Interface dataset entries
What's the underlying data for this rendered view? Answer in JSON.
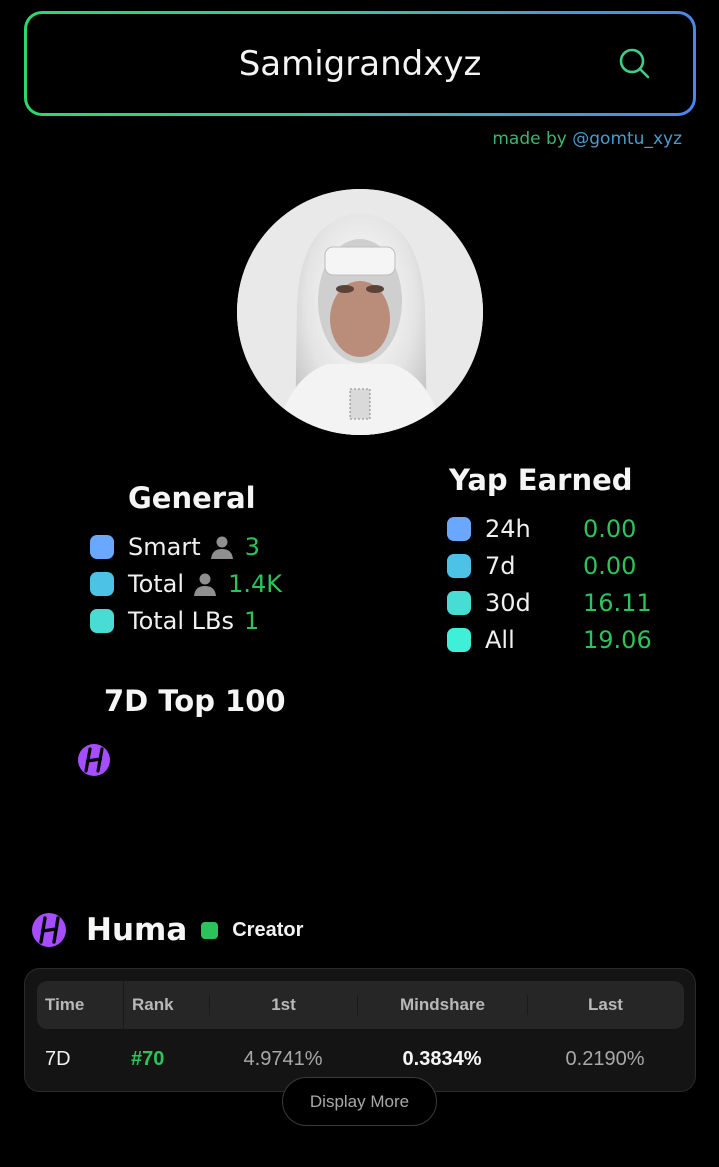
{
  "search": {
    "value": "Samigrandxyz"
  },
  "credit": {
    "prefix": "made by ",
    "handle": "@gomtu_xyz"
  },
  "colors": {
    "accent_green": "#2ec25a",
    "border_gradient_start": "#2bd96b",
    "border_gradient_end": "#4a86f0",
    "dot_1": "#6aa8ff",
    "dot_2": "#4cc3e6",
    "dot_3": "#48dcd4",
    "dot_4": "#3ef0d8",
    "huma_purple": "#a64dff"
  },
  "general": {
    "title": "General",
    "items": [
      {
        "label": "Smart",
        "value": "3",
        "icon": "person-icon"
      },
      {
        "label": "Total",
        "value": "1.4K",
        "icon": "person-icon"
      },
      {
        "label": "Total LBs",
        "value": "1"
      }
    ]
  },
  "yap": {
    "title": "Yap Earned",
    "items": [
      {
        "label": "24h",
        "value": "0.00"
      },
      {
        "label": "7d",
        "value": "0.00"
      },
      {
        "label": "30d",
        "value": "16.11"
      },
      {
        "label": "All",
        "value": "19.06"
      }
    ]
  },
  "top100": {
    "title": "7D Top 100",
    "icons": [
      "huma-logo-icon"
    ]
  },
  "project": {
    "name": "Huma",
    "role": "Creator",
    "table": {
      "headers": [
        "Time",
        "Rank",
        "1st",
        "Mindshare",
        "Last"
      ],
      "rows": [
        {
          "time": "7D",
          "rank": "#70",
          "first": "4.9741%",
          "mindshare": "0.3834%",
          "last": "0.2190%"
        }
      ]
    },
    "more_label": "Display More"
  }
}
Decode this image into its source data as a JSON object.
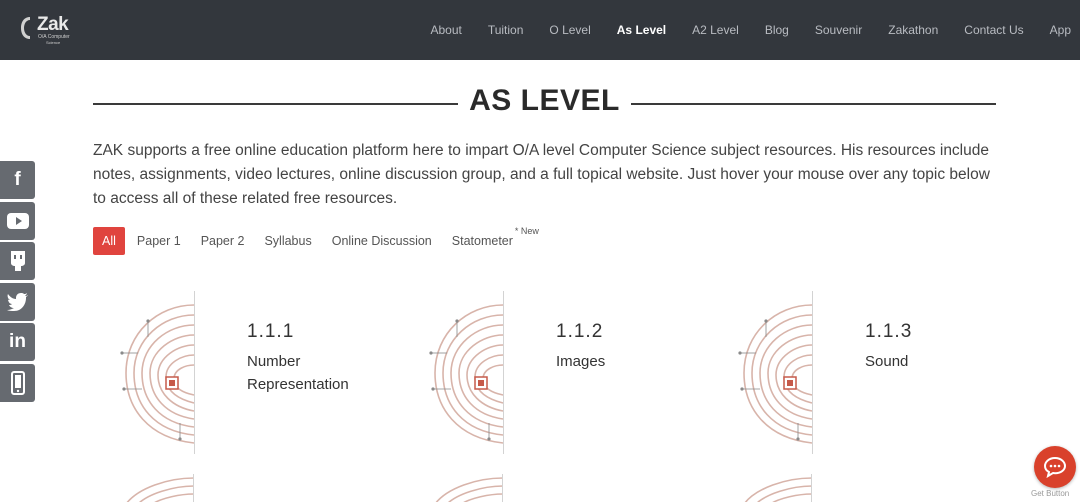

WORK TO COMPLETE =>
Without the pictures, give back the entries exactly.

EXERCISE OUTPUT =>
What's the underlying data for this rendered view? Answer in JSON.
{
  "search": {
    "value": "Samigrandxyz"
  },
  "credit": {
    "prefix": "made by ",
    "handle": "@gomtu_xyz"
  },
  "colors": {
    "accent_green": "#2ec25a",
    "border_gradient_start": "#2bd96b",
    "border_gradient_end": "#4a86f0",
    "dot_1": "#6aa8ff",
    "dot_2": "#4cc3e6",
    "dot_3": "#48dcd4",
    "dot_4": "#3ef0d8",
    "huma_purple": "#a64dff"
  },
  "general": {
    "title": "General",
    "items": [
      {
        "label": "Smart",
        "value": "3",
        "icon": "person-icon"
      },
      {
        "label": "Total",
        "value": "1.4K",
        "icon": "person-icon"
      },
      {
        "label": "Total LBs",
        "value": "1"
      }
    ]
  },
  "yap": {
    "title": "Yap Earned",
    "items": [
      {
        "label": "24h",
        "value": "0.00"
      },
      {
        "label": "7d",
        "value": "0.00"
      },
      {
        "label": "30d",
        "value": "16.11"
      },
      {
        "label": "All",
        "value": "19.06"
      }
    ]
  },
  "top100": {
    "title": "7D Top 100",
    "icons": [
      "huma-logo-icon"
    ]
  },
  "project": {
    "name": "Huma",
    "role": "Creator",
    "table": {
      "headers": [
        "Time",
        "Rank",
        "1st",
        "Mindshare",
        "Last"
      ],
      "rows": [
        {
          "time": "7D",
          "rank": "#70",
          "first": "4.9741%",
          "mindshare": "0.3834%",
          "last": "0.2190%"
        }
      ]
    },
    "more_label": "Display More"
  }
}
Decode this image into its source data as a JSON object.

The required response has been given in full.